- Federal income tax refunds.
- Food benefits under the Nutrition Program for the Elderly.
- Foster care payments.
- Frequent flyer miles.
- Gain on the sale of qualified small business stock held more than 5 years.
- Gifts. The recipient isn’t taxed, regardless of the amount of the gift; the donor may owe federal gift taxes.
- Grants for homes designed for wheelchair living of disabled veterans.
- Grants for motor vehicles for certain disabled veterans.
- Historic preservation grants under the National Historic Preservation Act.
- Interest on insurance dividends left on deposit with the Veterans Administration.
- Life insurance proceeds received on the death of the insured.
- Loan proceeds. Borrowed funds are never taxable.
- Meals and lodging on employee premises that meet certain requirements.
- Military allowances.
- Ministers’ housing allowance.
- Mortgage assistance payments under the National Housing Act.
- Moving expenses paid or reimbursed by an employer.
- Municipal bond interest. Interest may also be free of state-level taxes.
- Peace Corps payments for housing, food, utilities, and clothing.
- Rent of a residence up to 14 days in the year.
- Retirement planning advice paid by an employer.
- Roth IRA distributions, provided they are made after 5 years and on account of age 591/2 or for certain other reasons.
- Scholarships and fellowships for tuition and fees.
- Student loan debt cancellation by a qualified lender for working in certain professions.
- Supplemental Security Income (SSI).
- Veterans benefits.
- Welfare benefits.
- Workers’ compensation benefits.
Income-Dependent Tax-Free Income
Some types of tax-free income are treated as such only if your income does not exceed set levels. Different definitions of income apply for different types of tax-free income. Some are based on adjusted gross income or modified adjusted gross income, while others depend on taxable income. There are also unique definitions of income, such as “provisional income.”
- Social Security benefits. They are tax free only for those with “provisional income” up to $25,000 if single, or $32,000 if married filing jointly. Married persons who file separate returns can never have tax-free Social Security benefits.

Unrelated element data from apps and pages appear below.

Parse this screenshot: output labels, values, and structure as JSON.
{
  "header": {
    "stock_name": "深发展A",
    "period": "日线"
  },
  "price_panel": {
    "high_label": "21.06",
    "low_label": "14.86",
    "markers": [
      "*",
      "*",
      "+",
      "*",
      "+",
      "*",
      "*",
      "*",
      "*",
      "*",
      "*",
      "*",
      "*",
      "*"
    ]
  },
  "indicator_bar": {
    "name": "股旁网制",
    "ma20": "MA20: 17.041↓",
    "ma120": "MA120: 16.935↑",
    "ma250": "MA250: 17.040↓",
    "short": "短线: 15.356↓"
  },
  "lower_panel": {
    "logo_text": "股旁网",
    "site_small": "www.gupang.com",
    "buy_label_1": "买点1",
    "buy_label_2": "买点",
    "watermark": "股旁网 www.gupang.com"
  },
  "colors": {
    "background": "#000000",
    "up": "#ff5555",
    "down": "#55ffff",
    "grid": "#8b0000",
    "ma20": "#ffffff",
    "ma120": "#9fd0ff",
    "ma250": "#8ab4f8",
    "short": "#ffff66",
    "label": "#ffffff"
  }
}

- Qualified dividends. They are tax free to taxpayers in the 10% or 15% tax bracket. For 2011, this means individuals with taxable income up to $69,000 for joint filers and $34,500 for single taxpayers.
- Capital gains. Long-term capital gains are tax free to taxpayers in the 10% or 15% tax bracket. For 2011, this means individuals with taxable income up to $69,000 for joint filers and $34,500 for single taxpayers.
- COBRA subsidy. The federal government pays 65% of premiums up to 15 months for workers involuntarily terminated between September 1, 2008, and May 31, 2010.
- Savings bond interest used to pay for higher education. This tax-free income depends on modified adjusted gross income, which is adjusted annually for inflation.
Limited Tax-Free Income
Some types of income are tax free up to a certain amount.
- Adoption assistance from an employer. In 2011, the limit is $13,360; modified adjusted gross income limits apply.
- Dependent care assistance up to $5,000 annually.
- Educational assistance from an employer education plan up to $5,250 annually.
- Foreign earned income. In 2011, the limit is $92,900.
- Free employee parking. In 2011, the limit is $230 per month.
- Gain on the sale of a principal residence. The limit is $250,000 for singles and $500,000 for joint filers.
- Group term life insurance paid by employers for coverage up to $50,000.
- IRA distributions transferred to charity by those age 701/2 and older up to $100,000 annually.
- Monthly transit passes. In 2011, the limit is $230 per month.
- Prizes to employees (usually up to $1,600).